News: ‘Vanguard’ medical planner proud to be an Army mom
Story by Sgt. Mary Katzenberger
FORT STEWART, Ga. – A typical workday for 1st Lt. Kate A. Wood begins before 5 a.m.
Wood, who serves as the brigade medical planner for 4th Infantry Brigade Combat Team, 3rd Infantry Division, said she gets out of bed and gets ready for the day before waking up Tiego, her 8-month-old son. Once he’s up and his things are packed, Wood said she drops Tiego off at day care and then makes the mad dash from Richmond Hill, Ga., to Fort Stewart, Ga., to be at the 6:30 a.m. accountability formation.
As the workday comes to an end—which isn’t always 5 p.m.—Wood said she and her husband, Capt. Gabriel Wood, with 4-3 Brigade Special Troops Battalion, 4th IBCT, compare schedules to decide who is going to pick Tiego up from day care and take him home for the evening.

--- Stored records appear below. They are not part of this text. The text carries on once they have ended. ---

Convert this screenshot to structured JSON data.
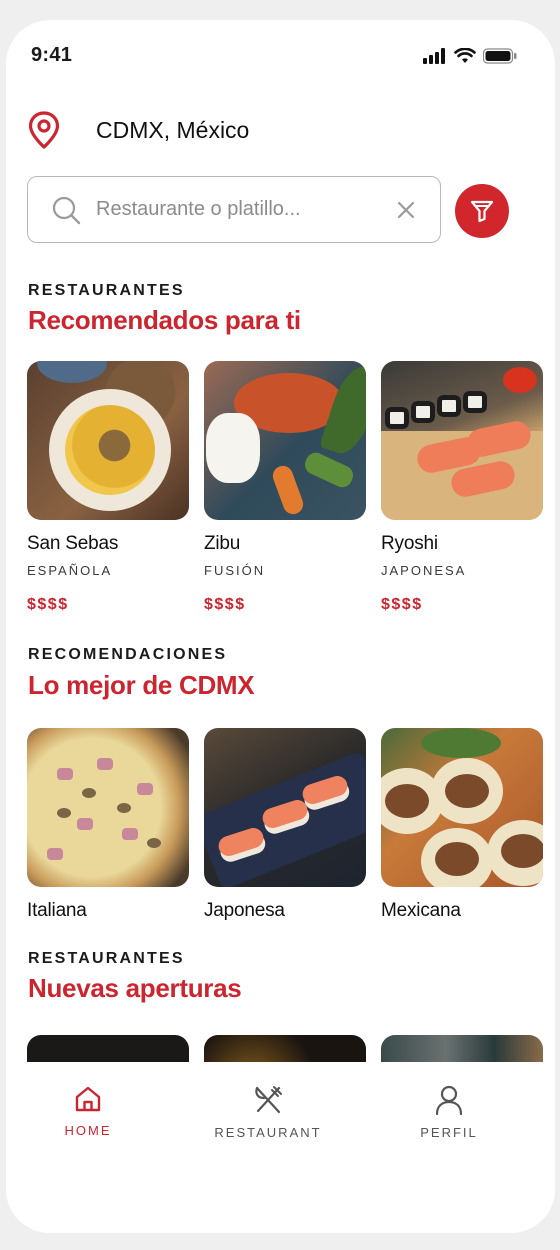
{
  "status_bar": {
    "time": "9:41",
    "icons": [
      "signal-icon",
      "wifi-icon",
      "battery-icon"
    ]
  },
  "location": {
    "icon": "map-pin-icon",
    "city": "CDMX, México"
  },
  "search": {
    "placeholder": "Restaurante o platillo...",
    "icon": "search-icon",
    "clear_icon": "close-icon",
    "filter_icon": "filter-icon"
  },
  "sections": [
    {
      "eyebrow": "RESTAURANTES",
      "title": "Recomendados para ti",
      "items": [
        {
          "name": "San Sebas",
          "cuisine": "ESPAÑOLA",
          "price": "$$$$"
        },
        {
          "name": "Zibu",
          "cuisine": "FUSIÓN",
          "price": "$$$$"
        },
        {
          "name": "Ryoshi",
          "cuisine": "JAPONESA",
          "price": "$$$$"
        }
      ]
    },
    {
      "eyebrow": "RECOMENDACIONES",
      "title": "Lo mejor de CDMX",
      "items": [
        {
          "name": "Italiana"
        },
        {
          "name": "Japonesa"
        },
        {
          "name": "Mexicana"
        }
      ]
    },
    {
      "eyebrow": "RESTAURANTES",
      "title": "Nuevas aperturas"
    }
  ],
  "bottom_nav": [
    {
      "label": "HOME",
      "icon": "home-icon",
      "active": true
    },
    {
      "label": "RESTAURANT",
      "icon": "utensils-icon",
      "active": false
    },
    {
      "label": "PERFIL",
      "icon": "user-icon",
      "active": false
    }
  ],
  "colors": {
    "accent": "#cc2530",
    "filter_button": "#d0262c",
    "text": "#1a1a1a",
    "muted": "#8b8b8b"
  }
}
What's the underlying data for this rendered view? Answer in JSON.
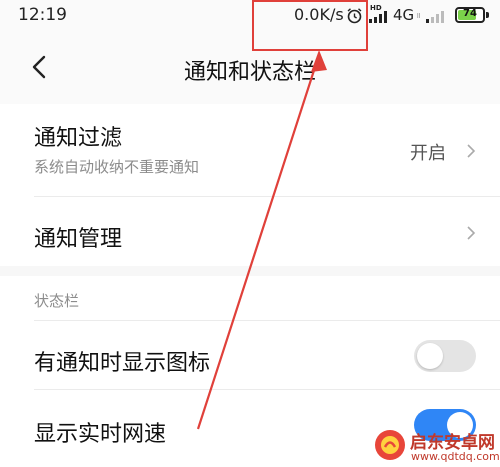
{
  "status_bar": {
    "time": "12:19",
    "net_speed": "0.0K/s",
    "hd": "HD",
    "network": "4G",
    "network_sub": "ll",
    "battery": "74",
    "battery_level": 0.74
  },
  "header": {
    "title": "通知和状态栏"
  },
  "notifications": {
    "filter": {
      "title": "通知过滤",
      "subtitle": "系统自动收纳不重要通知",
      "value": "开启"
    },
    "manage": {
      "title": "通知管理"
    }
  },
  "status_bar_section": {
    "label": "状态栏",
    "show_icons": {
      "title": "有通知时显示图标",
      "enabled": false
    },
    "show_speed": {
      "title": "显示实时网速",
      "enabled": true
    }
  },
  "watermark": {
    "name": "启东安卓网",
    "url": "www.qdtdq.com"
  },
  "colors": {
    "accent": "#2f86f6",
    "annotation": "#e0403a",
    "battery": "#7bd24a"
  }
}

“Family comes first,” Wood said. “If both of us have something going on one of us has to decide [to leave work]. It’s definitely challenging [having] to juggle both of our careers as well as having a child—but it is very rewarding and we enjoy it.”
Wood took time out of her busy schedule of advising the brigade surgeon on medical operational assets and planning training for the brigade’s medics, to share her feelings about being a military mother.
Tiego, with a head full of jet black hair and a penchant for smiling and biting his tiny fist, played with a stuffed fish while his mother talked.
“I do feel sense of pride being a military mom [and] of being able to juggle both things,” Wood said. “But, I know that other people have a lot of challenges as well [who] are not in the military [but are] parents. I’m just happy the military is very supportive … of military families—I’m thankful for that.”
Wood said the most difficult part about being a military mother is the daily schedule wrangling act, and the times when she and her husband are scheduled to be in the field at the same time. Wood said she and her husband couldn’t make it work without the support of family members and dedicated friends who step in when the Army calls.
Wood emphasized that the rewards of being a mother trump the challenges of being one half of a dual-military couple.
“It’s another way to connect with people,” Wood said. “You have Soldiers that you work with … [and] you talk about the trials and tribulations of being a parent. It definitely brings you closer.”
Wood said she is also excited for Tiego and how he will one day be able to interact with children of other military parents and make that connection that comes with being raised with similar backgrounds.
“I think that’s going to be really special … as he grows up,” Wood said.